=== Exercise brief ===
Without leaving anything out, print every line of the data.

===== Source data

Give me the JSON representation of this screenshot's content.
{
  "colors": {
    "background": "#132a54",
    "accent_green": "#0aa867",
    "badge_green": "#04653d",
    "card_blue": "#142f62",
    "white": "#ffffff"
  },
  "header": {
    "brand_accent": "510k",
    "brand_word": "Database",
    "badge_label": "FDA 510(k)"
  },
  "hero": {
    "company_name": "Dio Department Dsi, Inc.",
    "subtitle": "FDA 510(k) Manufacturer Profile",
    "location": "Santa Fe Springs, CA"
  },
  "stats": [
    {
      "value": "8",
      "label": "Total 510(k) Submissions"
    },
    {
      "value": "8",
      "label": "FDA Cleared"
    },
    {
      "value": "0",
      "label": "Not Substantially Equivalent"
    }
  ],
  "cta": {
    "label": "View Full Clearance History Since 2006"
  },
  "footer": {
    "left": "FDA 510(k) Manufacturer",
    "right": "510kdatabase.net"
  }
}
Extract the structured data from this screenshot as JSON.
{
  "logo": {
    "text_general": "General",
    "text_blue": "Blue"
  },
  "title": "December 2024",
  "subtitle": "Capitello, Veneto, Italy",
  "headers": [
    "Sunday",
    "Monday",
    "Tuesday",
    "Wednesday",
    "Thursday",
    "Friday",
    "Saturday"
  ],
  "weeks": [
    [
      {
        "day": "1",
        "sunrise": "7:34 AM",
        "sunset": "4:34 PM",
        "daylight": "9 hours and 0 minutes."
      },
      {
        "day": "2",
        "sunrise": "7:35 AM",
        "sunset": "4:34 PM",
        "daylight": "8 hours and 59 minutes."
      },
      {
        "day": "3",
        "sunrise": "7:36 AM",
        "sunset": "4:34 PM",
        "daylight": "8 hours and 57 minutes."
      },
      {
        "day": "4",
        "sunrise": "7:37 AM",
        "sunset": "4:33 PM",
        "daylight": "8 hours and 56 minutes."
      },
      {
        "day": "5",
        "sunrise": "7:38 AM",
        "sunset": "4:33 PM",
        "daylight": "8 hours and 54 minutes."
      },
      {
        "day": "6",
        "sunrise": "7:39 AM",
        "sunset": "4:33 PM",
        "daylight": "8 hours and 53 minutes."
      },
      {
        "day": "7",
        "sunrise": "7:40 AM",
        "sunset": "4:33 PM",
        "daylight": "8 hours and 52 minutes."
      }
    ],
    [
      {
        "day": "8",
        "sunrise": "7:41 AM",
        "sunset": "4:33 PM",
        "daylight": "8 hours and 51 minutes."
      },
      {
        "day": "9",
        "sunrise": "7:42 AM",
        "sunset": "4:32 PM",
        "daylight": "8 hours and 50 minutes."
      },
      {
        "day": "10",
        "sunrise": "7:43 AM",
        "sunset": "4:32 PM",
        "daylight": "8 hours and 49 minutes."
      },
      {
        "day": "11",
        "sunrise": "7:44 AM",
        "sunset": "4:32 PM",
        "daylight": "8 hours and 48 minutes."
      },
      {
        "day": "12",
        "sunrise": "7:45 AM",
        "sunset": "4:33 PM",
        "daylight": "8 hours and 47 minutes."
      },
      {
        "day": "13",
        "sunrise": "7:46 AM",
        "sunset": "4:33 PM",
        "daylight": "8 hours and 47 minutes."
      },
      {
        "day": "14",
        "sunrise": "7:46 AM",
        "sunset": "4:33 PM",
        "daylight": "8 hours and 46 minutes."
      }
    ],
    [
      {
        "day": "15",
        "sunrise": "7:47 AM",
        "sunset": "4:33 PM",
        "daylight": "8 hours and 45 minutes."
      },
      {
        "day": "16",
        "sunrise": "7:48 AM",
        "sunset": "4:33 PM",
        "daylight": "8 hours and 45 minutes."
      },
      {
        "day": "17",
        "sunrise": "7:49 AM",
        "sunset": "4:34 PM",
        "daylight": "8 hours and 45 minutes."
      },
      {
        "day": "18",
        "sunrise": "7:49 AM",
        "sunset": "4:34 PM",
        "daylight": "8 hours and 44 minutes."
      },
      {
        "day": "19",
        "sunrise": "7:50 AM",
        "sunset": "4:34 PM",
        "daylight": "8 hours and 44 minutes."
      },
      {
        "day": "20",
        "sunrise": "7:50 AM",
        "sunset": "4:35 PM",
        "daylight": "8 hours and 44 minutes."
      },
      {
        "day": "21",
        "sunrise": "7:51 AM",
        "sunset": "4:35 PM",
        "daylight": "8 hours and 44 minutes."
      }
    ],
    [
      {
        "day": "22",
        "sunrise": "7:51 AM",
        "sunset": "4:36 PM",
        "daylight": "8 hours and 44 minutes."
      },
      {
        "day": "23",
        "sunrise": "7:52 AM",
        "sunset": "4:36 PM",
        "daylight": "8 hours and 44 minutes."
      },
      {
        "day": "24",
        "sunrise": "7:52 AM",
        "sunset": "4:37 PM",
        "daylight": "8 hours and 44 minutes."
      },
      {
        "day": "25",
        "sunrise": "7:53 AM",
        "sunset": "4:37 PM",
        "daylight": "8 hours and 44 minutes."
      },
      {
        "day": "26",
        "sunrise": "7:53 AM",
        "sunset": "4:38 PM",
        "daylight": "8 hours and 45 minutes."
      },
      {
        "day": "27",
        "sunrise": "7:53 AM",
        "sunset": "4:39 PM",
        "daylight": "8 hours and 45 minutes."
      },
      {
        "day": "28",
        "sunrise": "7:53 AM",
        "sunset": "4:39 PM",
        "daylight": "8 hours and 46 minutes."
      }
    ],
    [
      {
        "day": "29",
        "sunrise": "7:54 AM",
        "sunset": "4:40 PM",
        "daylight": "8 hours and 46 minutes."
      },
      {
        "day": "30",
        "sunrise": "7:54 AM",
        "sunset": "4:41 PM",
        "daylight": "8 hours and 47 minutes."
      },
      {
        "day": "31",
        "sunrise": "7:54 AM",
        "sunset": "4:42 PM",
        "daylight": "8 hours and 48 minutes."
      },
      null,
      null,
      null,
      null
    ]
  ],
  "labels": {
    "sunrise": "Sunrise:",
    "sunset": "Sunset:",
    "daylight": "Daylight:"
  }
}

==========

=== Problem solution ===
Give me the JSON representation of this screenshot's content.
{
  "colors": {
    "background": "#132a54",
    "accent_green": "#0aa867",
    "badge_green": "#04653d",
    "card_blue": "#142f62",
    "white": "#ffffff"
  },
  "header": {
    "brand_accent": "510k",
    "brand_word": "Database",
    "badge_label": "FDA 510(k)"
  },
  "hero": {
    "company_name": "Dio Department Dsi, Inc.",
    "subtitle": "FDA 510(k) Manufacturer Profile",
    "location": "Santa Fe Springs, CA"
  },
  "stats": [
    {
      "value": "8",
      "label": "Total 510(k) Submissions"
    },
    {
      "value": "8",
      "label": "FDA Cleared"
    },
    {
      "value": "0",
      "label": "Not Substantially Equivalent"
    }
  ],
  "cta": {
    "label": "View Full Clearance History Since 2006"
  },
  "footer": {
    "left": "FDA 510(k) Manufacturer",
    "right": "510kdatabase.net"
  }
}
Extract the structured data from this screenshot as JSON.
{
  "logo": {
    "text_general": "General",
    "text_blue": "Blue"
  },
  "title": "December 2024",
  "subtitle": "Capitello, Veneto, Italy",
  "headers": [
    "Sunday",
    "Monday",
    "Tuesday",
    "Wednesday",
    "Thursday",
    "Friday",
    "Saturday"
  ],
  "weeks": [
    [
      {
        "day": "1",
        "sunrise": "7:34 AM",
        "sunset": "4:34 PM",
        "daylight": "9 hours and 0 minutes."
      },
      {
        "day": "2",
        "sunrise": "7:35 AM",
        "sunset": "4:34 PM",
        "daylight": "8 hours and 59 minutes."
      },
      {
        "day": "3",
        "sunrise": "7:36 AM",
        "sunset": "4:34 PM",
        "daylight": "8 hours and 57 minutes."
      },
      {
        "day": "4",
        "sunrise": "7:37 AM",
        "sunset": "4:33 PM",
        "daylight": "8 hours and 56 minutes."
      },
      {
        "day": "5",
        "sunrise": "7:38 AM",
        "sunset": "4:33 PM",
        "daylight": "8 hours and 54 minutes."
      },
      {
        "day": "6",
        "sunrise": "7:39 AM",
        "sunset": "4:33 PM",
        "daylight": "8 hours and 53 minutes."
      },
      {
        "day": "7",
        "sunrise": "7:40 AM",
        "sunset": "4:33 PM",
        "daylight": "8 hours and 52 minutes."
      }
    ],
    [
      {
        "day": "8",
        "sunrise": "7:41 AM",
        "sunset": "4:33 PM",
        "daylight": "8 hours and 51 minutes."
      },
      {
        "day": "9",
        "sunrise": "7:42 AM",
        "sunset": "4:32 PM",
        "daylight": "8 hours and 50 minutes."
      },
      {
        "day": "10",
        "sunrise": "7:43 AM",
        "sunset": "4:32 PM",
        "daylight": "8 hours and 49 minutes."
      },
      {
        "day": "11",
        "sunrise": "7:44 AM",
        "sunset": "4:32 PM",
        "daylight": "8 hours and 48 minutes."
      },
      {
        "day": "12",
        "sunrise": "7:45 AM",
        "sunset": "4:33 PM",
        "daylight": "8 hours and 47 minutes."
      },
      {
        "day": "13",
        "sunrise": "7:46 AM",
        "sunset": "4:33 PM",
        "daylight": "8 hours and 47 minutes."
      },
      {
        "day": "14",
        "sunrise": "7:46 AM",
        "sunset": "4:33 PM",
        "daylight": "8 hours and 46 minutes."
      }
    ],
    [
      {
        "day": "15",
        "sunrise": "7:47 AM",
        "sunset": "4:33 PM",
        "daylight": "8 hours and 45 minutes."
      },
      {
        "day": "16",
        "sunrise": "7:48 AM",
        "sunset": "4:33 PM",
        "daylight": "8 hours and 45 minutes."
      },
      {
        "day": "17",
        "sunrise": "7:49 AM",
        "sunset": "4:34 PM",
        "daylight": "8 hours and 45 minutes."
      },
      {
        "day": "18",
        "sunrise": "7:49 AM",
        "sunset": "4:34 PM",
        "daylight": "8 hours and 44 minutes."
      },
      {
        "day": "19",
        "sunrise": "7:50 AM",
        "sunset": "4:34 PM",
        "daylight": "8 hours and 44 minutes."
      },
      {
        "day": "20",
        "sunrise": "7:50 AM",
        "sunset": "4:35 PM",
        "daylight": "8 hours and 44 minutes."
      },
      {
        "day": "21",
        "sunrise": "7:51 AM",
        "sunset": "4:35 PM",
        "daylight": "8 hours and 44 minutes."
      }
    ],
    [
      {
        "day": "22",
        "sunrise": "7:51 AM",
        "sunset": "4:36 PM",
        "daylight": "8 hours and 44 minutes."
      },
      {
        "day": "23",
        "sunrise": "7:52 AM",
        "sunset": "4:36 PM",
        "daylight": "8 hours and 44 minutes."
      },
      {
        "day": "24",
        "sunrise": "7:52 AM",
        "sunset": "4:37 PM",
        "daylight": "8 hours and 44 minutes."
      },
      {
        "day": "25",
        "sunrise": "7:53 AM",
        "sunset": "4:37 PM",
        "daylight": "8 hours and 44 minutes."
      },
      {
        "day": "26",
        "sunrise": "7:53 AM",
        "sunset": "4:38 PM",
        "daylight": "8 hours and 45 minutes."
      },
      {
        "day": "27",
        "sunrise": "7:53 AM",
        "sunset": "4:39 PM",
        "daylight": "8 hours and 45 minutes."
      },
      {
        "day": "28",
        "sunrise": "7:53 AM",
        "sunset": "4:39 PM",
        "daylight": "8 hours and 46 minutes."
      }
    ],
    [
      {
        "day": "29",
        "sunrise": "7:54 AM",
        "sunset": "4:40 PM",
        "daylight": "8 hours and 46 minutes."
      },
      {
        "day": "30",
        "sunrise": "7:54 AM",
        "sunset": "4:41 PM",
        "daylight": "8 hours and 47 minutes."
      },
      {
        "day": "31",
        "sunrise": "7:54 AM",
        "sunset": "4:42 PM",
        "daylight": "8 hours and 48 minutes."
      },
      null,
      null,
      null,
      null
    ]
  ],
  "labels": {
    "sunrise": "Sunrise:",
    "sunset": "Sunset:",
    "daylight": "Daylight:"
  }
}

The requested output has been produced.